▶ _DESCRIPTION OF THE TASK_
Copy each entry below exactly. No images.

▶ _DATA SHOWN_
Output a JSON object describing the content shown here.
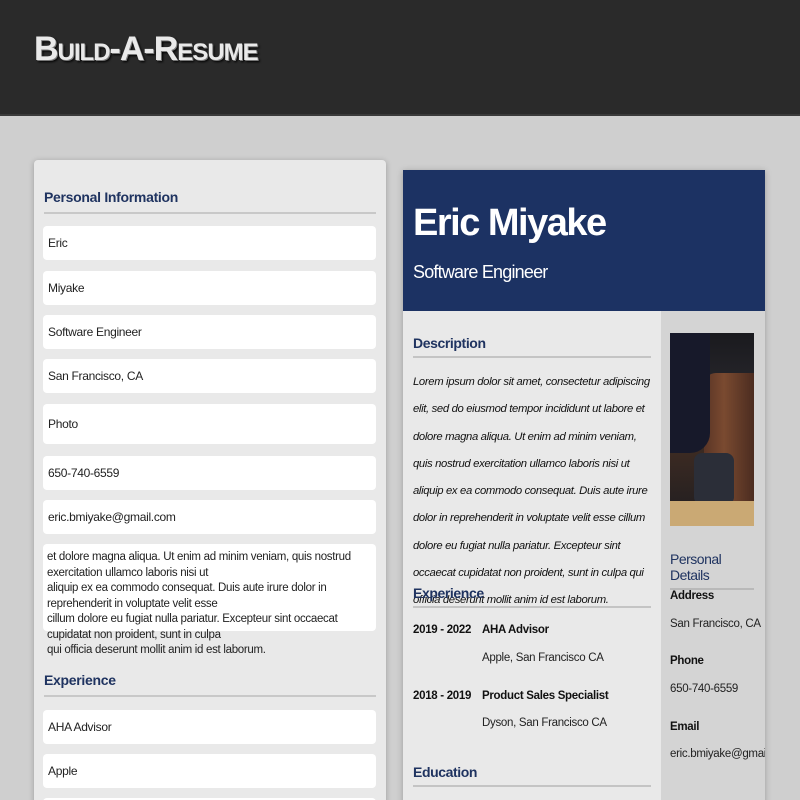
{
  "app": {
    "logo_text": "Build-A-Resume"
  },
  "editor": {
    "personal_heading": "Personal Information",
    "fields": {
      "first_name": "Eric",
      "last_name": "Miyake",
      "job_title": "Software Engineer",
      "location": "San Francisco, CA",
      "photo": "Photo",
      "phone": "650-740-6559",
      "email": "eric.bmiyake@gmail.com"
    },
    "description_lines": [
      "et dolore magna aliqua. Ut enim ad minim veniam, quis nostrud exercitation ullamco laboris nisi ut",
      "aliquip ex ea commodo consequat. Duis aute irure dolor in reprehenderit in voluptate velit esse",
      "cillum dolore eu fugiat nulla pariatur. Excepteur sint occaecat cupidatat non proident, sunt in culpa",
      "qui officia deserunt mollit anim id est laborum."
    ],
    "experience_heading": "Experience",
    "experience_fields": {
      "role": "AHA Advisor",
      "company": "Apple"
    }
  },
  "preview": {
    "name": "Eric Miyake",
    "title": "Software Engineer",
    "description_heading": "Description",
    "description": "Lorem ipsum dolor sit amet, consectetur adipiscing elit, sed do eiusmod tempor incididunt ut labore et dolore magna aliqua. Ut enim ad minim veniam, quis nostrud exercitation ullamco laboris nisi ut aliquip ex ea commodo consequat. Duis aute irure dolor in reprehenderit in voluptate velit esse cillum dolore eu fugiat nulla pariatur. Excepteur sint occaecat cupidatat non proident, sunt in culpa qui officia deserunt mollit anim id est laborum.",
    "experience_heading": "Experience",
    "experience": [
      {
        "years": "2019 - 2022",
        "role": "AHA Advisor",
        "org": "Apple, San Francisco CA"
      },
      {
        "years": "2018 - 2019",
        "role": "Product Sales Specialist",
        "org": "Dyson, San Francisco CA"
      }
    ],
    "education_heading": "Education",
    "sidebar": {
      "details_heading": "Personal Details",
      "address_label": "Address",
      "address": "San Francisco, CA",
      "phone_label": "Phone",
      "phone": "650-740-6559",
      "email_label": "Email",
      "email": "eric.bmiyake@gmail.com"
    }
  },
  "colors": {
    "header_bg": "#2a2a2a",
    "banner_bg": "#1c3263",
    "heading_text": "#1f3360",
    "page_bg": "#cfcfcf"
  }
}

▶ _EXERCISE SOLUTION_
Output a JSON object describing the content shown here.
{
  "app": {
    "logo_text": "Build-A-Resume"
  },
  "editor": {
    "personal_heading": "Personal Information",
    "fields": {
      "first_name": "Eric",
      "last_name": "Miyake",
      "job_title": "Software Engineer",
      "location": "San Francisco, CA",
      "photo": "Photo",
      "phone": "650-740-6559",
      "email": "eric.bmiyake@gmail.com"
    },
    "description_lines": [
      "et dolore magna aliqua. Ut enim ad minim veniam, quis nostrud exercitation ullamco laboris nisi ut",
      "aliquip ex ea commodo consequat. Duis aute irure dolor in reprehenderit in voluptate velit esse",
      "cillum dolore eu fugiat nulla pariatur. Excepteur sint occaecat cupidatat non proident, sunt in culpa",
      "qui officia deserunt mollit anim id est laborum."
    ],
    "experience_heading": "Experience",
    "experience_fields": {
      "role": "AHA Advisor",
      "company": "Apple"
    }
  },
  "preview": {
    "name": "Eric Miyake",
    "title": "Software Engineer",
    "description_heading": "Description",
    "description": "Lorem ipsum dolor sit amet, consectetur adipiscing elit, sed do eiusmod tempor incididunt ut labore et dolore magna aliqua. Ut enim ad minim veniam, quis nostrud exercitation ullamco laboris nisi ut aliquip ex ea commodo consequat. Duis aute irure dolor in reprehenderit in voluptate velit esse cillum dolore eu fugiat nulla pariatur. Excepteur sint occaecat cupidatat non proident, sunt in culpa qui officia deserunt mollit anim id est laborum.",
    "experience_heading": "Experience",
    "experience": [
      {
        "years": "2019 - 2022",
        "role": "AHA Advisor",
        "org": "Apple, San Francisco CA"
      },
      {
        "years": "2018 - 2019",
        "role": "Product Sales Specialist",
        "org": "Dyson, San Francisco CA"
      }
    ],
    "education_heading": "Education",
    "sidebar": {
      "details_heading": "Personal Details",
      "address_label": "Address",
      "address": "San Francisco, CA",
      "phone_label": "Phone",
      "phone": "650-740-6559",
      "email_label": "Email",
      "email": "eric.bmiyake@gmail.com"
    }
  },
  "colors": {
    "header_bg": "#2a2a2a",
    "banner_bg": "#1c3263",
    "heading_text": "#1f3360",
    "page_bg": "#cfcfcf"
  }
}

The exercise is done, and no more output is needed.